Dr. William B. Hurlbut, a member of the President’s Council on Bioethics, is a physician and a consulting professor in the Neuroscience Institute at Stanford University. An opponent of stem-cell research that uses surplus embryos created by in-vitro fertilization, he supported President Bush’s veto in July 2006 of a Senate bill that would have expanded federally funded research on IVF-derived embryonic stell cells. Hurlbut has proposed an alternative method for obtaining embryonic stem cells, called Altered Nuclear Transfer, which was one basis for an alternative bill, S. 2754, sponsored by Senators Arlen Specter and Rick Santorum of Pennsylvania. He recently spoke to Beliefnet senior editor Alice Chasan about the president’s veto, the scientific promise and the moral peril of stem-cell research, and his vision of how to resolve the current controversy.
President Bush recently vetoed legislation passed by the U.S. Senate that would have authorized expanding the lines of embryonic stem cells available for federally funded research. Did you support his veto of that legislation?
I wasn’t asked to make a political judgment on that veto, but I do have moral concerns about the use of in-vitro fertilization embryos for obtaining embryonic stem cells for research to be funded with federal funding.
Can you explain what your concerns are about that research?
You have to understand the history of this.

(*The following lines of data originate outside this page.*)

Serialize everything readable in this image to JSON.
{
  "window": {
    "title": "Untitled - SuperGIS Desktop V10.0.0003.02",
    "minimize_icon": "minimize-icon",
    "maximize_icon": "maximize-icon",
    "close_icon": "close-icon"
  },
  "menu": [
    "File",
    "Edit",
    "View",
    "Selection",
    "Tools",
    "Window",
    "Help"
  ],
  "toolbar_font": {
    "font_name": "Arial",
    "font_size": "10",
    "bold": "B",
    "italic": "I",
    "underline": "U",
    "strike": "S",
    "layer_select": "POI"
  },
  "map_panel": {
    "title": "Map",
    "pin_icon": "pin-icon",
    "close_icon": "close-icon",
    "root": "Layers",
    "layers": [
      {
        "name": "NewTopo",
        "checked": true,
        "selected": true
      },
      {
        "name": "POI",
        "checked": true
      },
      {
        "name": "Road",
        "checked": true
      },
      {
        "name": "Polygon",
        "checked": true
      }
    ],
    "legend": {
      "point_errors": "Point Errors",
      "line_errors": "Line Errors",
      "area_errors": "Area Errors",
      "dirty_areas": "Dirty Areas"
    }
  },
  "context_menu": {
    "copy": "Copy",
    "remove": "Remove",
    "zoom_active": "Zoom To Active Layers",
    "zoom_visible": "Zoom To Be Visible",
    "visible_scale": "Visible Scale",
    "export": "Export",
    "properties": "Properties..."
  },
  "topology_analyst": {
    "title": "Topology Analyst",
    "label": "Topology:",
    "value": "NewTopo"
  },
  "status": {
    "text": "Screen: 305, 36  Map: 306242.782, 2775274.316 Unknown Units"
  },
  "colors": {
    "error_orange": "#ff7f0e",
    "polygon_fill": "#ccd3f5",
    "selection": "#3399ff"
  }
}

When abortion came up as a very difficult national debate, we were really unable to resolve it. The Supreme Court ultimately issued a so-called right of abortion based on the idea that there was a private issue of the mother’s body, a right not to be encumbered with the pregnancy. That placed abortion and all the associated issues in the private realm.
When in-vitro fertilization came up about 10 years later--the first in-vitro fertilization baby was born in 1978--Congress debated again when is the beginning of life and what is the role of the federal government in funding research and clinical practices that involve the endangerment of embryos. Again, this was a bitter debate. It’s hard to define clearly what the biology of the beginning of life is and the moral assignment of worth to that is contested.
The government ultimately resolved this by the Dickey Amendment in 1996, which forbids federal funding for anything that endangers or destroys human embryos. That’s what’s at stake here. It’s long-standing federal policy and that’s why the president vetoed it along with his personal conviction, which is shared by many Americans, that it is wrong to use embryos as a kind of instrumental means toward medical ends.
Do you believe that embryonic stem cells could hold a key to the solution to various forms of human suffering from disease or genetic disorders?
I do believe that embryonic stem-cell research, from a scientific perspective, is interesting and worth studying. There are many things in medicine and science that we would like to study that we can’t because there are moral problems associated with doing so.
The key is to find a way to do it that doesn’t violate basic moral principles and upholds the positive scientific purposes of the research. That way we can go forward as a united society with our biomedical science funded with full support of the nation as a part of our identity as a noble and progressive society.
I’m interested in what you see as both the potential and the moral peril of stem cell research. First, what is the potential?
That is somewhat speculative, because we’ve had many phases of medicine where we put all our hopes on one thing. Embryonic stem cells represent the starting point for the human organism. It’s thought that they have the potential to form all the tissues and maybe organs of the body. They do that in the natural context of the embryo itself, but whether we can do that in a dish is a whole other question.
I do believe this is very worthwhile studying, but there are moral problems with doing it. I think that it’s exploratory sciencebut I don’t think it’s worth exploring at the cost of deep social conflict and overriding traditions of moral concern that have held our society together.
Science needs social cohesion as its core. You see what happens when you don’t have it in places like Europe where there’s such opposition to genetically modified foods, or in our own country and in England, where there’s a deep division concerning use of animals in research.
What is the moral dilemma about research with embryos created through the process of in-vitro fertilization that are discarded in the hundreds of thousands every year?
Federal legislators recognize that a large number of the people that they represent believe that human life begins at fertilization. It’s self-evident. Biologically human life begins at fertilization. I don’t see how anybody could argue with that. It’s not an issue of whether it biologically is alive. It’s a question of when we assign moral worth to something.
My personal feeling, after agonizing over this as a member of the President’s Council on Bioethics, is that we should assign moral worth to the full continuity of human organismal existence from natural fertilization to natural death.